(PROBLEM) Write the records out again in full, word for word.

(MATERIAL FOR THE TASK)
__________
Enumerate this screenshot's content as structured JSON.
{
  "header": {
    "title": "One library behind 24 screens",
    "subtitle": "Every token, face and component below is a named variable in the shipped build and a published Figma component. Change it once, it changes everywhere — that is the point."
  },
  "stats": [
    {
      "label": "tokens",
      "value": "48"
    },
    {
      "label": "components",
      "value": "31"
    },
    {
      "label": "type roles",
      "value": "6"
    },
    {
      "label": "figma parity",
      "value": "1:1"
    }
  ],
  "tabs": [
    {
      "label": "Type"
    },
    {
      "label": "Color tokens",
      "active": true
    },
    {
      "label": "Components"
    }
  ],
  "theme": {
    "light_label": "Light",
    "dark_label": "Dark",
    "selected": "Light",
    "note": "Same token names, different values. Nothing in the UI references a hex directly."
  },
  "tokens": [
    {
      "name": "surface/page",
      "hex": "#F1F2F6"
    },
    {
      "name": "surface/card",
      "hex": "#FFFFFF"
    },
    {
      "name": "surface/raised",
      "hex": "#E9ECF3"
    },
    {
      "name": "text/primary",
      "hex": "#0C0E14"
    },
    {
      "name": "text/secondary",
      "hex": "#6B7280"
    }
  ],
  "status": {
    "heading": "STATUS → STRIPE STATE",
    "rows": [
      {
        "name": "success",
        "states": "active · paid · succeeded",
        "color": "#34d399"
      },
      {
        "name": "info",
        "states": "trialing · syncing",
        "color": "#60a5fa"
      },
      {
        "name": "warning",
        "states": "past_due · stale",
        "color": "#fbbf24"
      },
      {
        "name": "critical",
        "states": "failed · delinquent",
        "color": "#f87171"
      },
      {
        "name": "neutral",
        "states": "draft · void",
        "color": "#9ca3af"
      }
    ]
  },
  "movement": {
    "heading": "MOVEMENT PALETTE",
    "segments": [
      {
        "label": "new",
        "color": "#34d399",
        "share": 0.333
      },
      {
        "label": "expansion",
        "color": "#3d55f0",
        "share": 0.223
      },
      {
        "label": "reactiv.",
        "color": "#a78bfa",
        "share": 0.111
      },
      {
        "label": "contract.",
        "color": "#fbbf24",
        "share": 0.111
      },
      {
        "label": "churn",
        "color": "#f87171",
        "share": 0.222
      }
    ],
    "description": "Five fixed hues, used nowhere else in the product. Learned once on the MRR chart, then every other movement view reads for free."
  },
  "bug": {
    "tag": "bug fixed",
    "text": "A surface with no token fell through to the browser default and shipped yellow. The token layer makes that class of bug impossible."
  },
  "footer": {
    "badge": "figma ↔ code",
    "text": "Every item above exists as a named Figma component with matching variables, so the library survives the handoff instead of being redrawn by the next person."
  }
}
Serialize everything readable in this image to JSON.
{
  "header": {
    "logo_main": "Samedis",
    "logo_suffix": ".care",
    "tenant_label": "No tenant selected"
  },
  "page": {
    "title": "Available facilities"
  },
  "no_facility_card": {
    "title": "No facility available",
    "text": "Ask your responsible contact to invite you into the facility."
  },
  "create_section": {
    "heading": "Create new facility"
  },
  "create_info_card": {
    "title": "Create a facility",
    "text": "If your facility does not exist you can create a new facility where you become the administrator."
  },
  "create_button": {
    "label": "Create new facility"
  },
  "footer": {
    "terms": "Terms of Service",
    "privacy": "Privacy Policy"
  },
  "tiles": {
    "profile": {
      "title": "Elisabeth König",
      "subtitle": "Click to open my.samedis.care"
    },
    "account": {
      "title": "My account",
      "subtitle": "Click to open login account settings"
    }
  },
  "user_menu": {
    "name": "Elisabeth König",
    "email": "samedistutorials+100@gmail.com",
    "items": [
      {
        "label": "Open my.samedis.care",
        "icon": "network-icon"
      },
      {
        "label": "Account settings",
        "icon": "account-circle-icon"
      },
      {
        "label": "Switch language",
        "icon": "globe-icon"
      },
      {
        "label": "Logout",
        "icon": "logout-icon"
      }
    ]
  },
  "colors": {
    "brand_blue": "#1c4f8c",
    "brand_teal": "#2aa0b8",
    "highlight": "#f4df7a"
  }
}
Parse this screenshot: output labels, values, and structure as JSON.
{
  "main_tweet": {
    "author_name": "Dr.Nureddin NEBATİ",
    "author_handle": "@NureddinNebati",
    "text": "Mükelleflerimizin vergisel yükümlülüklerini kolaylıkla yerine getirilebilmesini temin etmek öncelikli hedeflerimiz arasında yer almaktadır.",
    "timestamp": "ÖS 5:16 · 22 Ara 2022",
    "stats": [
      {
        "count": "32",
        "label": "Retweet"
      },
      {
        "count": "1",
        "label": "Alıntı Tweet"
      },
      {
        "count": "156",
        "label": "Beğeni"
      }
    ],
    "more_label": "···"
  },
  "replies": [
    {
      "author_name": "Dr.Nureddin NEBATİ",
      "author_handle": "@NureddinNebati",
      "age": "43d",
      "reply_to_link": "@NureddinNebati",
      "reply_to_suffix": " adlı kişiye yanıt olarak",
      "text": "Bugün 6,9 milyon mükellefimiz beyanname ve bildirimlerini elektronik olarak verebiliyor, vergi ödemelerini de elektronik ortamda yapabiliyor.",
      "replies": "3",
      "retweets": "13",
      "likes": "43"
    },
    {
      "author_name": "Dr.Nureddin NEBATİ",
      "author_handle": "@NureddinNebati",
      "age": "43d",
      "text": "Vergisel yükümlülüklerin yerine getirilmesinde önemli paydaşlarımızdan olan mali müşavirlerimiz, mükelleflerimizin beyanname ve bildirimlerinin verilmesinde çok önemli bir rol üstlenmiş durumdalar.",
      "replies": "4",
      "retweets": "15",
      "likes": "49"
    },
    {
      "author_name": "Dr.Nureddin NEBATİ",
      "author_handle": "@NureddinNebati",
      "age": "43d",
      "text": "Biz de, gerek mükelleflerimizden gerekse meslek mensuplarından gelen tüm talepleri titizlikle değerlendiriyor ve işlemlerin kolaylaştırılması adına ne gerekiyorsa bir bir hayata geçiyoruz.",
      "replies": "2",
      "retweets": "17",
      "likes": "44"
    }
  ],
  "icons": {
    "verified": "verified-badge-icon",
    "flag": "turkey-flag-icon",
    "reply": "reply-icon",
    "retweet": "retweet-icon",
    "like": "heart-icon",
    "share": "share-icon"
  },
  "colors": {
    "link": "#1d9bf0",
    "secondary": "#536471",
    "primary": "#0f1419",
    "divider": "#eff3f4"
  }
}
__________
(SOLUTION TO THE PROBLEM)
Enumerate this screenshot's content as structured JSON.
{
  "header": {
    "title": "One library behind 24 screens",
    "subtitle": "Every token, face and component below is a named variable in the shipped build and a published Figma component. Change it once, it changes everywhere — that is the point."
  },
  "stats": [
    {
      "label": "tokens",
      "value": "48"
    },
    {
      "label": "components",
      "value": "31"
    },
    {
      "label": "type roles",
      "value": "6"
    },
    {
      "label": "figma parity",
      "value": "1:1"
    }
  ],
  "tabs": [
    {
      "label": "Type"
    },
    {
      "label": "Color tokens",
      "active": true
    },
    {
      "label": "Components"
    }
  ],
  "theme": {
    "light_label": "Light",
    "dark_label": "Dark",
    "selected": "Light",
    "note": "Same token names, different values. Nothing in the UI references a hex directly."
  },
  "tokens": [
    {
      "name": "surface/page",
      "hex": "#F1F2F6"
    },
    {
      "name": "surface/card",
      "hex": "#FFFFFF"
    },
    {
      "name": "surface/raised",
      "hex": "#E9ECF3"
    },
    {
      "name": "text/primary",
      "hex": "#0C0E14"
    },
    {
      "name": "text/secondary",
      "hex": "#6B7280"
    }
  ],
  "status": {
    "heading": "STATUS → STRIPE STATE",
    "rows": [
      {
        "name": "success",
        "states": "active · paid · succeeded",
        "color": "#34d399"
      },
      {
        "name": "info",
        "states": "trialing · syncing",
        "color": "#60a5fa"
      },
      {
        "name": "warning",
        "states": "past_due · stale",
        "color": "#fbbf24"
      },
      {
        "name": "critical",
        "states": "failed · delinquent",
        "color": "#f87171"
      },
      {
        "name": "neutral",
        "states": "draft · void",
        "color": "#9ca3af"
      }
    ]
  },
  "movement": {
    "heading": "MOVEMENT PALETTE",
    "segments": [
      {
        "label": "new",
        "color": "#34d399",
        "share": 0.333
      },
      {
        "label": "expansion",
        "color": "#3d55f0",
        "share": 0.223
      },
      {
        "label": "reactiv.",
        "color": "#a78bfa",
        "share": 0.111
      },
      {
        "label": "contract.",
        "color": "#fbbf24",
        "share": 0.111
      },
      {
        "label": "churn",
        "color": "#f87171",
        "share": 0.222
      }
    ],
    "description": "Five fixed hues, used nowhere else in the product. Learned once on the MRR chart, then every other movement view reads for free."
  },
  "bug": {
    "tag": "bug fixed",
    "text": "A surface with no token fell through to the browser default and shipped yellow. The token layer makes that class of bug impossible."
  },
  "footer": {
    "badge": "figma ↔ code",
    "text": "Every item above exists as a named Figma component with matching variables, so the library survives the handoff instead of being redrawn by the next person."
  }
}
Serialize everything readable in this image to JSON.
{
  "header": {
    "logo_main": "Samedis",
    "logo_suffix": ".care",
    "tenant_label": "No tenant selected"
  },
  "page": {
    "title": "Available facilities"
  },
  "no_facility_card": {
    "title": "No facility available",
    "text": "Ask your responsible contact to invite you into the facility."
  },
  "create_section": {
    "heading": "Create new facility"
  },
  "create_info_card": {
    "title": "Create a facility",
    "text": "If your facility does not exist you can create a new facility where you become the administrator."
  },
  "create_button": {
    "label": "Create new facility"
  },
  "footer": {
    "terms": "Terms of Service",
    "privacy": "Privacy Policy"
  },
  "tiles": {
    "profile": {
      "title": "Elisabeth König",
      "subtitle": "Click to open my.samedis.care"
    },
    "account": {
      "title": "My account",
      "subtitle": "Click to open login account settings"
    }
  },
  "user_menu": {
    "name": "Elisabeth König",
    "email": "samedistutorials+100@gmail.com",
    "items": [
      {
        "label": "Open my.samedis.care",
        "icon": "network-icon"
      },
      {
        "label": "Account settings",
        "icon": "account-circle-icon"
      },
      {
        "label": "Switch language",
        "icon": "globe-icon"
      },
      {
        "label": "Logout",
        "icon": "logout-icon"
      }
    ]
  },
  "colors": {
    "brand_blue": "#1c4f8c",
    "brand_teal": "#2aa0b8",
    "highlight": "#f4df7a"
  }
}
Parse this screenshot: output labels, values, and structure as JSON.
{
  "main_tweet": {
    "author_name": "Dr.Nureddin NEBATİ",
    "author_handle": "@NureddinNebati",
    "text": "Mükelleflerimizin vergisel yükümlülüklerini kolaylıkla yerine getirilebilmesini temin etmek öncelikli hedeflerimiz arasında yer almaktadır.",
    "timestamp": "ÖS 5:16 · 22 Ara 2022",
    "stats": [
      {
        "count": "32",
        "label": "Retweet"
      },
      {
        "count": "1",
        "label": "Alıntı Tweet"
      },
      {
        "count": "156",
        "label": "Beğeni"
      }
    ],
    "more_label": "···"
  },
  "replies": [
    {
      "author_name": "Dr.Nureddin NEBATİ",
      "author_handle": "@NureddinNebati",
      "age": "43d",
      "reply_to_link": "@NureddinNebati",
      "reply_to_suffix": " adlı kişiye yanıt olarak",
      "text": "Bugün 6,9 milyon mükellefimiz beyanname ve bildirimlerini elektronik olarak verebiliyor, vergi ödemelerini de elektronik ortamda yapabiliyor.",
      "replies": "3",
      "retweets": "13",
      "likes": "43"
    },
    {
      "author_name": "Dr.Nureddin NEBATİ",
      "author_handle": "@NureddinNebati",
      "age": "43d",
      "text": "Vergisel yükümlülüklerin yerine getirilmesinde önemli paydaşlarımızdan olan mali müşavirlerimiz, mükelleflerimizin beyanname ve bildirimlerinin verilmesinde çok önemli bir rol üstlenmiş durumdalar.",
      "replies": "4",
      "retweets": "15",
      "likes": "49"
    },
    {
      "author_name": "Dr.Nureddin NEBATİ",
      "author_handle": "@NureddinNebati",
      "age": "43d",
      "text": "Biz de, gerek mükelleflerimizden gerekse meslek mensuplarından gelen tüm talepleri titizlikle değerlendiriyor ve işlemlerin kolaylaştırılması adına ne gerekiyorsa bir bir hayata geçiyoruz.",
      "replies": "2",
      "retweets": "17",
      "likes": "44"
    }
  ],
  "icons": {
    "verified": "verified-badge-icon",
    "flag": "turkey-flag-icon",
    "reply": "reply-icon",
    "retweet": "retweet-icon",
    "like": "heart-icon",
    "share": "share-icon"
  },
  "colors": {
    "link": "#1d9bf0",
    "secondary": "#536471",
    "primary": "#0f1419",
    "divider": "#eff3f4"
  }
}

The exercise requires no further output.